Yeah. When I bike to work it’s just like this. See below for reality:
In my week of funemployment, I ditched Gilmore Girls and, in a half-hearted attempt to “study”, began re-watching the delightful BBC drama, “Call the Midwife.” Undoubtedly, “Call the Midwife” has done more to raise the general public’s understanding of what midwifery is than most midwives could have ever dreamed. And they have gorgeous dutch-style bikes that they ride all over Poplar, the neighborhood of London in which they practice, which makes this bike-riding midwife insanely happy.

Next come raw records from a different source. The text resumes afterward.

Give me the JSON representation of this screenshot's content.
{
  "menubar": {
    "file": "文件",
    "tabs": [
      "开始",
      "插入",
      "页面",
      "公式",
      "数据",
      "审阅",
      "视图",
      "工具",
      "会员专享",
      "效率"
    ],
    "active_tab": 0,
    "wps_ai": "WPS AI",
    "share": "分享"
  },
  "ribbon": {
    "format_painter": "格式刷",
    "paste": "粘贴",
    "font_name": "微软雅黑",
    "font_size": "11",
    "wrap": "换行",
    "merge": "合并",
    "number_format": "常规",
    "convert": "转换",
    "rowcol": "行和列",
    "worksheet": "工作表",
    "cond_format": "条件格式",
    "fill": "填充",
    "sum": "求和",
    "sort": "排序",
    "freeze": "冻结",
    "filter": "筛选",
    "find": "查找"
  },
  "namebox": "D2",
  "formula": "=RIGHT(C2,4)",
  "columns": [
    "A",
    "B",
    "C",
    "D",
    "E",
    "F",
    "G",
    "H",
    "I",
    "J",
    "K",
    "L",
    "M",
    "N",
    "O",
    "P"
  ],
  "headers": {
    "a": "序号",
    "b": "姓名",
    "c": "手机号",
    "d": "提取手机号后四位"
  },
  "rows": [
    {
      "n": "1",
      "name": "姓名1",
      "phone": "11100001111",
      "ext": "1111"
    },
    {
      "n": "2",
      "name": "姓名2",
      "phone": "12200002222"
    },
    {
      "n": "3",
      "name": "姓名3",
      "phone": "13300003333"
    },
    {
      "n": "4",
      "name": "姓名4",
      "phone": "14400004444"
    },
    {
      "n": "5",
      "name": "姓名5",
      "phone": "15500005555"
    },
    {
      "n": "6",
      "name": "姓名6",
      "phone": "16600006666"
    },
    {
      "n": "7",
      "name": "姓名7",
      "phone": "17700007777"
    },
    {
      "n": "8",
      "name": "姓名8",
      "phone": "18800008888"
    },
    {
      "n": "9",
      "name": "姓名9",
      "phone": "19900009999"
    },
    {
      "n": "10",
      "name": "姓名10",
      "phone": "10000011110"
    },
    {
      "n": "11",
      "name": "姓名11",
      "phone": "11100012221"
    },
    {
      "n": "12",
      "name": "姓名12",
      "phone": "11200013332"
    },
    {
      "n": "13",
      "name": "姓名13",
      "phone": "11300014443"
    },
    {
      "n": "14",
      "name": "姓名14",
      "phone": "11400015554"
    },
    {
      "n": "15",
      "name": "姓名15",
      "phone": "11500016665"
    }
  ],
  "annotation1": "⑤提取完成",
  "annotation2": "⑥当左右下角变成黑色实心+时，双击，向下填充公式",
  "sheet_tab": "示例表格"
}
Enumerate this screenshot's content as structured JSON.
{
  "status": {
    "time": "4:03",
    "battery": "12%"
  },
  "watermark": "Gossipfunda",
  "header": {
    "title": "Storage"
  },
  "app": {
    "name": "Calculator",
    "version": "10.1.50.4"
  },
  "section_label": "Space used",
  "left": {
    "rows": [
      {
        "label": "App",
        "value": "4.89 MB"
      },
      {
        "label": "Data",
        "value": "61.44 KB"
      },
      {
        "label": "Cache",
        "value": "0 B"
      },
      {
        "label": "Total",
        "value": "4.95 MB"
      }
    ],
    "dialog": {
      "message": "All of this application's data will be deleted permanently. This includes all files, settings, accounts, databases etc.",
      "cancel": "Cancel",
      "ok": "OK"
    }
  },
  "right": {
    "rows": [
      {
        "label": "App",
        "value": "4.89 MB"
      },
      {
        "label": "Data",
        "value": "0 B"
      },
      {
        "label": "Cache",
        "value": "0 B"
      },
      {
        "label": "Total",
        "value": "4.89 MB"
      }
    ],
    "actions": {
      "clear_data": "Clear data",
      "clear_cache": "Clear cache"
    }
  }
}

“Call the Midwife” is a series that follows four midwives living in a convent, Nonnatus House, in one of the poorest, working-class neighborhoods located by the bustling docks of East London. The series is based on the memoirs of Jennifer Worth, and the order she trained with. Read the tear-inducing, adorable story of the nuns who worked with Jennifer Worth and now watch Call the Midwife every week here.
In the first episode we meet Jenny Lee, a brand new midwife who is sure in her passion, but shaky in her real-world experience. The show doesn’t shy away from difficult topics like abject poverty, infidelity, venereal disease, maternal and infant death, and domestic violence.

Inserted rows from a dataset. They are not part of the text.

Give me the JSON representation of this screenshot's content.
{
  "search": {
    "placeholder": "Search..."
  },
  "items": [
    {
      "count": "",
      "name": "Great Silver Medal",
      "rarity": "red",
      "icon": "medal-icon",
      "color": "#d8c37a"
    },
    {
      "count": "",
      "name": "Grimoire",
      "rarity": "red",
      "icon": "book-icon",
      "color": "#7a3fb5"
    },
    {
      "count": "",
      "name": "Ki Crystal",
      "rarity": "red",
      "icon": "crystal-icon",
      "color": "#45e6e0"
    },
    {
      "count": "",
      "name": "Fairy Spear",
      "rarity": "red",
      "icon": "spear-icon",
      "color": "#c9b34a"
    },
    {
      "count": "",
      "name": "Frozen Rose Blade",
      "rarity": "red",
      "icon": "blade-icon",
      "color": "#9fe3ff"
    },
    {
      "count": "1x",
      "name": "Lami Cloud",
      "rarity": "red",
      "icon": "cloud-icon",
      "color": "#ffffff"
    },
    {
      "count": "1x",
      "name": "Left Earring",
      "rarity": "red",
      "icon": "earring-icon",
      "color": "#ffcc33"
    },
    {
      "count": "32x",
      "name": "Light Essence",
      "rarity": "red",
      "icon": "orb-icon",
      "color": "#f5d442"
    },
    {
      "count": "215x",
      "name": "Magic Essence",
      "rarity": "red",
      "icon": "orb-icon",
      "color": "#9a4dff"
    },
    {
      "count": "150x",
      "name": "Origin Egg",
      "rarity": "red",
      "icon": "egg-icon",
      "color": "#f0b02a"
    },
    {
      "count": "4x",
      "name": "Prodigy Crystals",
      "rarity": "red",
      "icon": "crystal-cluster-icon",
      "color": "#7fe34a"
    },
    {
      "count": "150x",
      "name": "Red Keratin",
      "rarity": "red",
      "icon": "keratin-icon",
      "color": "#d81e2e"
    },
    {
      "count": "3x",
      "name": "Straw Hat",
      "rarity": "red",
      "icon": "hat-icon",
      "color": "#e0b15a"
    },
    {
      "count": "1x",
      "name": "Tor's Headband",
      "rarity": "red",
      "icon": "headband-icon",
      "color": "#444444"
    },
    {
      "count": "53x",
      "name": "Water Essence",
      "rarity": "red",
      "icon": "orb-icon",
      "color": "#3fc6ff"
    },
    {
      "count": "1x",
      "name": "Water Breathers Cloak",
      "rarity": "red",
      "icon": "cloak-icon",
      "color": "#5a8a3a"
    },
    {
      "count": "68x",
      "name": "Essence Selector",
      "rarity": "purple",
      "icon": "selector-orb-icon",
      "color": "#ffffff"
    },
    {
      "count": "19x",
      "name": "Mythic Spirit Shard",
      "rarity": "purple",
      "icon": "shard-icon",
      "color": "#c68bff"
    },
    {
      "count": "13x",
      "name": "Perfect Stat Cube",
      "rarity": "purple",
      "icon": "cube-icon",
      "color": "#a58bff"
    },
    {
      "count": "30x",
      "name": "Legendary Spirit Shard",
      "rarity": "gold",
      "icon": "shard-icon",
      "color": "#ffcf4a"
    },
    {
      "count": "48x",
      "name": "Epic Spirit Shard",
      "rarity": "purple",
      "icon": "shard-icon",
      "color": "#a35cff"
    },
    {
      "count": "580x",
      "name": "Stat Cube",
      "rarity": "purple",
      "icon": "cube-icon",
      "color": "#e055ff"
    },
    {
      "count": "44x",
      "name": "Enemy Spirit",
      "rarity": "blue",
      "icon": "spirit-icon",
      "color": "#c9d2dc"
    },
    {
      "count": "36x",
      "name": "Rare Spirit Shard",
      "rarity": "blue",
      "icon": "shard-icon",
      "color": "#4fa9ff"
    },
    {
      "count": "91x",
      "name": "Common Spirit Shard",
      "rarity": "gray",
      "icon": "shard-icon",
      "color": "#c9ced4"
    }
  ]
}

Watching Jenny explore her new world I am very much reminded of my own growing pains in learning how to connect with patients, deal with difficult situations, and face the profession head-on. At the end of the first episode, the narrator, Older Jenny, tells the audience, “Midwifery is the stuff of life,” and I found myself tearing up, with the deep understanding that there is something almost ephemeral about midwifery practice and bearing witness to the process of pregnancy, labor, birth, and watching families grow.
It’s definitely easy to romanticize midwifery practice as well, and while there is something amazing about being up at all hours of the day and night and being called away to help a little human into the world, bone-tired exhaustion, fear, and doubt of your own skill, much like the pains of labor, can be easily forgotten. This is a trap that I, and surely, every midwife, is glad that this show has not fallen into. While there is definitely a fair share of sweet, beautiful moments, we also follow the young midwives through their first years of practice and the emotional exhaustion that goes with beginning practice.

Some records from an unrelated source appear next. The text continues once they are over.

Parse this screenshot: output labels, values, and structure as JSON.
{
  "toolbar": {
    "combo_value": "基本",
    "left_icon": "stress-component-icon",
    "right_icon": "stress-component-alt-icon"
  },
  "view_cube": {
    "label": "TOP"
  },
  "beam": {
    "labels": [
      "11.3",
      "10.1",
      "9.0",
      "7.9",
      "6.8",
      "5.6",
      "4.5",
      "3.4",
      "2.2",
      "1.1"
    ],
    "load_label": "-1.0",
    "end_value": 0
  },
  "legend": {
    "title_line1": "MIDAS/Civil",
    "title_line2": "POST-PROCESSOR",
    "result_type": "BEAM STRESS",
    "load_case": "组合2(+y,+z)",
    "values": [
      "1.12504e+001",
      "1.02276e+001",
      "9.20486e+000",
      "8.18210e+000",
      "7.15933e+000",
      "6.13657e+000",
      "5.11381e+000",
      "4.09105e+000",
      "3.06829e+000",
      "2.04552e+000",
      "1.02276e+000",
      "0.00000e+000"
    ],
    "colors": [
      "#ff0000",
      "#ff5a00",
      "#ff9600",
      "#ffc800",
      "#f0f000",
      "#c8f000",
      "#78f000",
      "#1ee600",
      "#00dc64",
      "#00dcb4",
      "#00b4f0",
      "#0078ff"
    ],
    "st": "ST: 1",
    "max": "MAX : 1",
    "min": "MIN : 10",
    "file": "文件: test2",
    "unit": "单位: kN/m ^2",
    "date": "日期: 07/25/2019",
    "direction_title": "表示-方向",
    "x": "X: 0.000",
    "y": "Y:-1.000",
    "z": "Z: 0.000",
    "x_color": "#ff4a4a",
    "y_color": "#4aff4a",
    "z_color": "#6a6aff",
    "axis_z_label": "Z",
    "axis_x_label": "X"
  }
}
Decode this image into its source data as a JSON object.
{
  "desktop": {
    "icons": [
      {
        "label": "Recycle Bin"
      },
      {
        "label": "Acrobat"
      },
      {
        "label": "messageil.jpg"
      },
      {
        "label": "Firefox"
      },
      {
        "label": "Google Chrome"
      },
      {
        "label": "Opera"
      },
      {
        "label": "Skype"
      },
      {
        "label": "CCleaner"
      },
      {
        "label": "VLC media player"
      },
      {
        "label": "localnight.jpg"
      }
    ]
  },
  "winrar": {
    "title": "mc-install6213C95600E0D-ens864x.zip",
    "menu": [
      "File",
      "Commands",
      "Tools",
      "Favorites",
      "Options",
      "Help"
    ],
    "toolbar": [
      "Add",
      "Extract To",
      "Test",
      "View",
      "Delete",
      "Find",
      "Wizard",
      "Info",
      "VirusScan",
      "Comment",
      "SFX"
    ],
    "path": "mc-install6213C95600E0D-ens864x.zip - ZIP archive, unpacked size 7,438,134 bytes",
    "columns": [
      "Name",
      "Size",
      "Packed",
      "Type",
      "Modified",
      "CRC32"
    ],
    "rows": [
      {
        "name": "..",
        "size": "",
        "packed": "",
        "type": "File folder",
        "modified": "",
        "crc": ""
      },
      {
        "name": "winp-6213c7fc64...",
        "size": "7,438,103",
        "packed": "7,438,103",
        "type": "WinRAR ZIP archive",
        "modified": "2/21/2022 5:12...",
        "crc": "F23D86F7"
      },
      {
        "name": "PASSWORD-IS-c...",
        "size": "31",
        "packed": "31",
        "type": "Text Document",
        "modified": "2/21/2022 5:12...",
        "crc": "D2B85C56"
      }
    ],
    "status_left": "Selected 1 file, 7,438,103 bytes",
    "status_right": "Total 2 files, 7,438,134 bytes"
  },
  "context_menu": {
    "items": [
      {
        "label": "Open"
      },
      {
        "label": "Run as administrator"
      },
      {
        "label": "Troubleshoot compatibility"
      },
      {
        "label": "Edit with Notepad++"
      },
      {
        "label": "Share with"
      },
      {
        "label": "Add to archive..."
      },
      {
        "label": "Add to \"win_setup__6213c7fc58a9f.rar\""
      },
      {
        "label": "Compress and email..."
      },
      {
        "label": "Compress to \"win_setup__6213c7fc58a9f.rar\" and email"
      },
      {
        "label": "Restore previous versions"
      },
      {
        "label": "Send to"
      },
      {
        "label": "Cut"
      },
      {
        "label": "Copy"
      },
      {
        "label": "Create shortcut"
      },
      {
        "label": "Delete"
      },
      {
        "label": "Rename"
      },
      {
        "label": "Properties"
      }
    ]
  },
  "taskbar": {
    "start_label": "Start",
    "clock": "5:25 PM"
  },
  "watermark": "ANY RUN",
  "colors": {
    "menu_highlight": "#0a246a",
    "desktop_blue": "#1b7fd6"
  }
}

The four midwives of the first season, Jenny, young, sweet and naive, Cynthia, sure handed and insightful, Trixie, brash and confident on the outside but unsure at times, and Chummy, quick-witted, practical, and pure of heart, display the kind of friendship and camaraderie that only midwives can understand. The relationships the midwives develop with each other is one of the greatest joys to watch, and makes me think of all the wonderful women I went to school with, learned with and from, and can call up and laugh about anything with.
I have actually done a pretty decent job of reviewing this past week and know that much more will come with getting right back into practice. In reviewing normal hallmarks of pregnancy as well as common problems, I feel a little trepidation, but I know the knowledge, and more importantly, the judgement and clinical critical thinking is still buried just under the surface.
Most of us in the midwifery community have gobbled up Call the Midwife mostly because it portrays our dear profession in a way that is true to its nature and shows all the beauty and pain that come with choosing this path. If you have yet to watch, the complete series can be found on Netflix.
P.S.: Who dares me to answer my pager calls with, “Nonnatus House, midwife speaking!”